Upon arriving home, I quickly developed my photos. The four colour rolls went to Dotwell for one hour processing and scanning and the following day, I developed the two and black and white rolls myself in the darkroom, made contact sheets, and printed a few 8x10. I was pleased to see my results. All but a few of the images were in focus or close enough that the images worked at least technically. I was very relived that I was able to accomplish my goal of making some memorable images of my holiday trip using the gorgeous wide-angle Leica glass and the colour film to capture the atmosphere of this magical place. The photo below was made with the Leica 28mm f/2.8 lens most likely at f/2 using Kodak Portra 400 35mm film at Le Commerce Restaurant in Mirepoix, France of some Baguette and house wine bottles.
Shifting back to digital, the X-T1 did well and I used it on and off throughout the trip. Interestingly, the Fujinon prime 23mm f/1.4 (35mm full frame equivalent) that I brought was never used. I got used to the moderately large and heavy zoom lens and really enjoyed the flexibility that it offered. Touring landscapes and castles requires a wide angle lens and it was nice to have the ability to take it all in using the lens at its widest focal length of 16mm (24mm equivalent on a full frame). Just as well, the ability to zoom to 55mm (85mm on a full frame) was equally as welcoming to get closer or to a subject that was farther away or to exclude (i.e. blur) the background thereby isolating the subject from the background. Although I never took the 23mm prime out of the bag, the Webelos Scout Master of my youth would be proud of my ability to Be Prepared. I am almost convinced that the relatively fast f/2.8 zoom lens is the only lens one needs for basic travel. For the photos that I was making of market wares, people, landscapes, and architecture this one zoom lens easily handled all of it and met my needs. There is a lot to be gained from accepting a strategy of less is more and travelling light with regards to photography gear. One might argue all day long that they need this lens, and that lens regardless of where they travel to, always, but at the end of the day, it’s more to lose, more to get stollen, and more liability to schlep more gear around the globe. With fewer camera bodies and lenses, the photographer has fewer gear choices and quickly learns the camera and lens combination that they have with them. This lack of decisions regarding gear leads to a focus on the only two decisions that really matter. Namely, the decisions boil down to where to stand, and when to press the shutter release button.
In conclusion, the south of France is outstanding in every way especially in the summer just steer clear of terroristic attacks. I missed the Nice attach by one day

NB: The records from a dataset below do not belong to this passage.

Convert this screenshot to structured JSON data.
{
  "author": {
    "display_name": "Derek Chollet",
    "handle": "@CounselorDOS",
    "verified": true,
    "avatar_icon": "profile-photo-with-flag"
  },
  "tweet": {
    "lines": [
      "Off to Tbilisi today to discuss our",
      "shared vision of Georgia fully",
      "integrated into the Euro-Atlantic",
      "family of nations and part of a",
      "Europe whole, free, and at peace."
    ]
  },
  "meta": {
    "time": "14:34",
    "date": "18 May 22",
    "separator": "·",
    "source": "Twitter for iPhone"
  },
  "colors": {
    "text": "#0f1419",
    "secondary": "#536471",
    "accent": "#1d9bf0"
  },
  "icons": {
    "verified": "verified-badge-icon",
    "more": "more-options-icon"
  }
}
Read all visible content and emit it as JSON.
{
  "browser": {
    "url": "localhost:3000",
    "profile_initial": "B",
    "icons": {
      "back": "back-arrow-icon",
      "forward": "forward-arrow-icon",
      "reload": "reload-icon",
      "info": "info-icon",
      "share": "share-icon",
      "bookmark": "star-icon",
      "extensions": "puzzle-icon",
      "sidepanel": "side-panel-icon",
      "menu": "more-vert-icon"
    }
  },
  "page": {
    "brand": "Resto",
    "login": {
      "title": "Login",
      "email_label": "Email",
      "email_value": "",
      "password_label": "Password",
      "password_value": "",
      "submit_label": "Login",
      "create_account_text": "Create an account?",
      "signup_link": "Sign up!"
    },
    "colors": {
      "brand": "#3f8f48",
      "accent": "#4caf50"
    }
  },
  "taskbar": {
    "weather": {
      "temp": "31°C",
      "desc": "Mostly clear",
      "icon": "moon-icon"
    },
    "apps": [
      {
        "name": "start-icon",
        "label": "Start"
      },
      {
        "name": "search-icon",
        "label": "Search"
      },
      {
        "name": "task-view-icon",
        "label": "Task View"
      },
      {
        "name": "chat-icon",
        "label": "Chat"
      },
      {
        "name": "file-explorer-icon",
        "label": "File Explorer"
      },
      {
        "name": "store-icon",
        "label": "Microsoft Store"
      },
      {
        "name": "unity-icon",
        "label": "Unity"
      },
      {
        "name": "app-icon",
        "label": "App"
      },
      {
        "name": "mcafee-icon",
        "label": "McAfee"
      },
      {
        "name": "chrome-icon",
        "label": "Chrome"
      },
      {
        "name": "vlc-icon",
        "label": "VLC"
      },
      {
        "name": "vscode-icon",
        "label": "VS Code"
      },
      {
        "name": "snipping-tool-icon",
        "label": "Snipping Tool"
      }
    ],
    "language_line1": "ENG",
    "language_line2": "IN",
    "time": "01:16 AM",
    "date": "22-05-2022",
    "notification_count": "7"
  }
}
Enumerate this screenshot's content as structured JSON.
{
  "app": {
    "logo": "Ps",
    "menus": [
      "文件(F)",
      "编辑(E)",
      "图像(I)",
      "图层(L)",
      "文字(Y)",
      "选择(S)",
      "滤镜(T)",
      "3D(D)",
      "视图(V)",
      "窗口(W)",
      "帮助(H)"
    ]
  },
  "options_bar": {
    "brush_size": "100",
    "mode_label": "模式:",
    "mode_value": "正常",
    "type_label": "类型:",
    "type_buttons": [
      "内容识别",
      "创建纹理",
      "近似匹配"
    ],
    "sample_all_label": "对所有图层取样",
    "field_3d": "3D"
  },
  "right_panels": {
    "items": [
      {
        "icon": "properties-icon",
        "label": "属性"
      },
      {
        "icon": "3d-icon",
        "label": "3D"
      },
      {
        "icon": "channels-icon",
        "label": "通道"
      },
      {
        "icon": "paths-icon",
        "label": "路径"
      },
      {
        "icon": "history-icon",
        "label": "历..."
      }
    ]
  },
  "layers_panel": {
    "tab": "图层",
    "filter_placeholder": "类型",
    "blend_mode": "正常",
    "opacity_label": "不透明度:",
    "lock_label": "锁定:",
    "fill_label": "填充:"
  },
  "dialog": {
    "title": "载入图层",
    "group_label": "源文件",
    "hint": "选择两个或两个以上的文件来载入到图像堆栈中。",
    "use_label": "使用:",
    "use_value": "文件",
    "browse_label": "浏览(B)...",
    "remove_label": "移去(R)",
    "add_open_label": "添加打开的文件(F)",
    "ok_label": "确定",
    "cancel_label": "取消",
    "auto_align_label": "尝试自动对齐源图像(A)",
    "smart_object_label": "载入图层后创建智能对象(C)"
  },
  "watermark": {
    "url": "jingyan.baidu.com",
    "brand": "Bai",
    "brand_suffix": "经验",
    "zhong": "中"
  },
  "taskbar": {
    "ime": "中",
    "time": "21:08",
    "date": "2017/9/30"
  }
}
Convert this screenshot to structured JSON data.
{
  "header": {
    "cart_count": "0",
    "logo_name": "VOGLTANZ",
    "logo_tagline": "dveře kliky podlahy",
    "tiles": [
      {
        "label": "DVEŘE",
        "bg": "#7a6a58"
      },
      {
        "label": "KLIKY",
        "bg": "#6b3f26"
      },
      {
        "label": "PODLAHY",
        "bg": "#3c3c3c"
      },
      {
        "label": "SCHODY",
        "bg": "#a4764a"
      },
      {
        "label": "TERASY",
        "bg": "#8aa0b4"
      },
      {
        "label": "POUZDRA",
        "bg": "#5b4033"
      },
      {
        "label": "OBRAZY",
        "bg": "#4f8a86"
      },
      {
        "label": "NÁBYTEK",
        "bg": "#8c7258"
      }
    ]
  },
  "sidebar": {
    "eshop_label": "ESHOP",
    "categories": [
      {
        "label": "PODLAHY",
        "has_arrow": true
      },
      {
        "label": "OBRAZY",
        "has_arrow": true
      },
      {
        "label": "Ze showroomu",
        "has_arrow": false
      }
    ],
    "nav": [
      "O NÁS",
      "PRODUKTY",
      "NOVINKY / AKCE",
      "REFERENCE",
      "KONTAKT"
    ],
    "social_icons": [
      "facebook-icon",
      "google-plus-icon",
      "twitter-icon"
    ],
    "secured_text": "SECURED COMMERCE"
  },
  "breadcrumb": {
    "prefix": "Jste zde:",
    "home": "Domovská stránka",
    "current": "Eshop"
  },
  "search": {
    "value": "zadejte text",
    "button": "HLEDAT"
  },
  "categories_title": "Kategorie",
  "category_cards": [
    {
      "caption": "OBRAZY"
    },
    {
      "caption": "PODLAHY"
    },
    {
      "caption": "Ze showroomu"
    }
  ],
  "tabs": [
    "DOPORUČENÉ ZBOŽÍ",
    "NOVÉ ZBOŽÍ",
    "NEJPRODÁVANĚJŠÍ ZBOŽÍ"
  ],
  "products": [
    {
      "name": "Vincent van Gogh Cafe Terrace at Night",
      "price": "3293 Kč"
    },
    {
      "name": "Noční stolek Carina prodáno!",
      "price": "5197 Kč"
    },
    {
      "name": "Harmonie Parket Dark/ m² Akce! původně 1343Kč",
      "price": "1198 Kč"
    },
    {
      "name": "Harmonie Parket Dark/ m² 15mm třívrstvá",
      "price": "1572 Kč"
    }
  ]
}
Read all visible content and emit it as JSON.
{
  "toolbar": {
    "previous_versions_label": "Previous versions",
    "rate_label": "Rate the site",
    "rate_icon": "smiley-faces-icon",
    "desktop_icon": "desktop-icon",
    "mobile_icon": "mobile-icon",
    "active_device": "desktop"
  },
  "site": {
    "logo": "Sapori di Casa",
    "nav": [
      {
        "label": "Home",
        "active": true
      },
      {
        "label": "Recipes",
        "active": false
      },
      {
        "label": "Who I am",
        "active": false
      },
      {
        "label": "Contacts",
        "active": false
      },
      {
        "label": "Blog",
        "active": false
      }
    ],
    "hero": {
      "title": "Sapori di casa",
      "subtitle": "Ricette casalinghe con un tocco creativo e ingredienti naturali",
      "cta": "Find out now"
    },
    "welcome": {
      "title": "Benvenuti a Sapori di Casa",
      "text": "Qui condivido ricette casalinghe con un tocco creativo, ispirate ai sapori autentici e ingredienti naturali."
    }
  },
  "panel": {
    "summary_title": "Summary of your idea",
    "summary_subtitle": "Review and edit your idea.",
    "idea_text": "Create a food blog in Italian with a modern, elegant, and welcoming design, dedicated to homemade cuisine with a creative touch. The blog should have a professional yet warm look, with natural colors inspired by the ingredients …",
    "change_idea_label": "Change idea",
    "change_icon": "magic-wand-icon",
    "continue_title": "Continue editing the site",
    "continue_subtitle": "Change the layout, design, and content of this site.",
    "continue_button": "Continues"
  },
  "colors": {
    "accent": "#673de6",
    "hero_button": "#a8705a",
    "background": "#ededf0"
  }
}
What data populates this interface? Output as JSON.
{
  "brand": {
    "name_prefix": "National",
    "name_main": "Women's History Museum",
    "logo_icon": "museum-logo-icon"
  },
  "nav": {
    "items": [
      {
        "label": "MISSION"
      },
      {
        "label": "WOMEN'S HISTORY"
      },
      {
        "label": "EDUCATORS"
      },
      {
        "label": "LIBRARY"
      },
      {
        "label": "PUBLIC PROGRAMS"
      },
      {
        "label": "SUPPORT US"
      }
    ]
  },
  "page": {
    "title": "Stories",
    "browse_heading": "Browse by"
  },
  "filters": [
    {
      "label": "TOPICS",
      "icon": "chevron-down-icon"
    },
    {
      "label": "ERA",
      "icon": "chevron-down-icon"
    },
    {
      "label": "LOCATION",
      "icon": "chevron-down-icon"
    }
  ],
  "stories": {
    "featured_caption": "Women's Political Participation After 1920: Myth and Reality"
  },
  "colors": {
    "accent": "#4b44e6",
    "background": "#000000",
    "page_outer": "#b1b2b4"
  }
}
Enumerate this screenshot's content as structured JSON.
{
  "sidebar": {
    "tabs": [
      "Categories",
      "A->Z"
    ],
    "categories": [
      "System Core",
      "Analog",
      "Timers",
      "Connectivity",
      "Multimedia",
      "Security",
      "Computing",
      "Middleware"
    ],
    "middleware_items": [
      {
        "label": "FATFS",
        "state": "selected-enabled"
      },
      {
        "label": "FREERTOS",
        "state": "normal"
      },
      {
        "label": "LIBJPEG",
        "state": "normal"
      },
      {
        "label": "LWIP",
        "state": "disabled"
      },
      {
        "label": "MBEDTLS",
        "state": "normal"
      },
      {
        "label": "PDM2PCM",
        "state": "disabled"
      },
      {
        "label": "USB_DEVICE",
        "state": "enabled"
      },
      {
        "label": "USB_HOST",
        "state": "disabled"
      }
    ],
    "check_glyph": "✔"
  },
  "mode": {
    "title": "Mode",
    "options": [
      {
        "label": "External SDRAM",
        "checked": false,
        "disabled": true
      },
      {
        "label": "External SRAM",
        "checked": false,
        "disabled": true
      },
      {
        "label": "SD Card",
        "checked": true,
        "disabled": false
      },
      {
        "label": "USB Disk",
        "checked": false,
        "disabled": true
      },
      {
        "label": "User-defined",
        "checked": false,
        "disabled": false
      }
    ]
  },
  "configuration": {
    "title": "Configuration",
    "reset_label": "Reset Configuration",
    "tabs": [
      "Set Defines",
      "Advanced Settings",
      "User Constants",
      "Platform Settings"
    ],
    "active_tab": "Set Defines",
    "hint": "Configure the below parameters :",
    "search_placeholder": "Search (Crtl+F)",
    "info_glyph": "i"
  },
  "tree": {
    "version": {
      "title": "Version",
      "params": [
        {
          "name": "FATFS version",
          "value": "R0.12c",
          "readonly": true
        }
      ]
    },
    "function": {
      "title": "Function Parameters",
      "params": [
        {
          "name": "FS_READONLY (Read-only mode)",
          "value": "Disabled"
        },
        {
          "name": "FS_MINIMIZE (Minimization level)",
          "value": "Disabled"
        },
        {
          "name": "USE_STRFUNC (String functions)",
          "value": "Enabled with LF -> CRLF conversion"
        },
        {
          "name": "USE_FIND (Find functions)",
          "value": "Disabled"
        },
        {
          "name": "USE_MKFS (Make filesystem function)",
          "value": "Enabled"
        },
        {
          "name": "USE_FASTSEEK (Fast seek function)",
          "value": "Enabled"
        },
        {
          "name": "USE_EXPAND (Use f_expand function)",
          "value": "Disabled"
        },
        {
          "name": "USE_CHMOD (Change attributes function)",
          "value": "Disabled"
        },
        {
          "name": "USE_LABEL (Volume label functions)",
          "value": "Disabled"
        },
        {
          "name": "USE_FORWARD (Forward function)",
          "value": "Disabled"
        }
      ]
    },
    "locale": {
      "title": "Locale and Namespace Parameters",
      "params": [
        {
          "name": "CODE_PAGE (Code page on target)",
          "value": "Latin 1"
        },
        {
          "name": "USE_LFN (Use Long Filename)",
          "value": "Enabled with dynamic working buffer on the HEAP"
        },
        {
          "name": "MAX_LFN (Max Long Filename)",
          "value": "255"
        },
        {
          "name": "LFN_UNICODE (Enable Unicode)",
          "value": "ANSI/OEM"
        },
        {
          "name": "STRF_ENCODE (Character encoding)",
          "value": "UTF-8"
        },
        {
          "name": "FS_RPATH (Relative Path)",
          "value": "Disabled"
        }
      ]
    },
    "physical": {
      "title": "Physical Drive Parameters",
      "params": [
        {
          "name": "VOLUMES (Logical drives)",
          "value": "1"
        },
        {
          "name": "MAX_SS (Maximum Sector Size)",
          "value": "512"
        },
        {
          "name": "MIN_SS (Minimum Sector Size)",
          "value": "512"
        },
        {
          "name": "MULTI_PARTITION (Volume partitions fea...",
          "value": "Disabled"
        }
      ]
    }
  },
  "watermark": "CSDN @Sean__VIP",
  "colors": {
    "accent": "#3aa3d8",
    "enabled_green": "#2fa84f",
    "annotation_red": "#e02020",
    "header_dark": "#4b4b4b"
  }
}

I'm still a bit freaked out by it. The other photo below was shot the day before in the Christian cemmetery above the beach area where the incident occurred.
Viva la France!
Happy travels to you and yours wherever you might be going this summer.
Remember, the light is always right.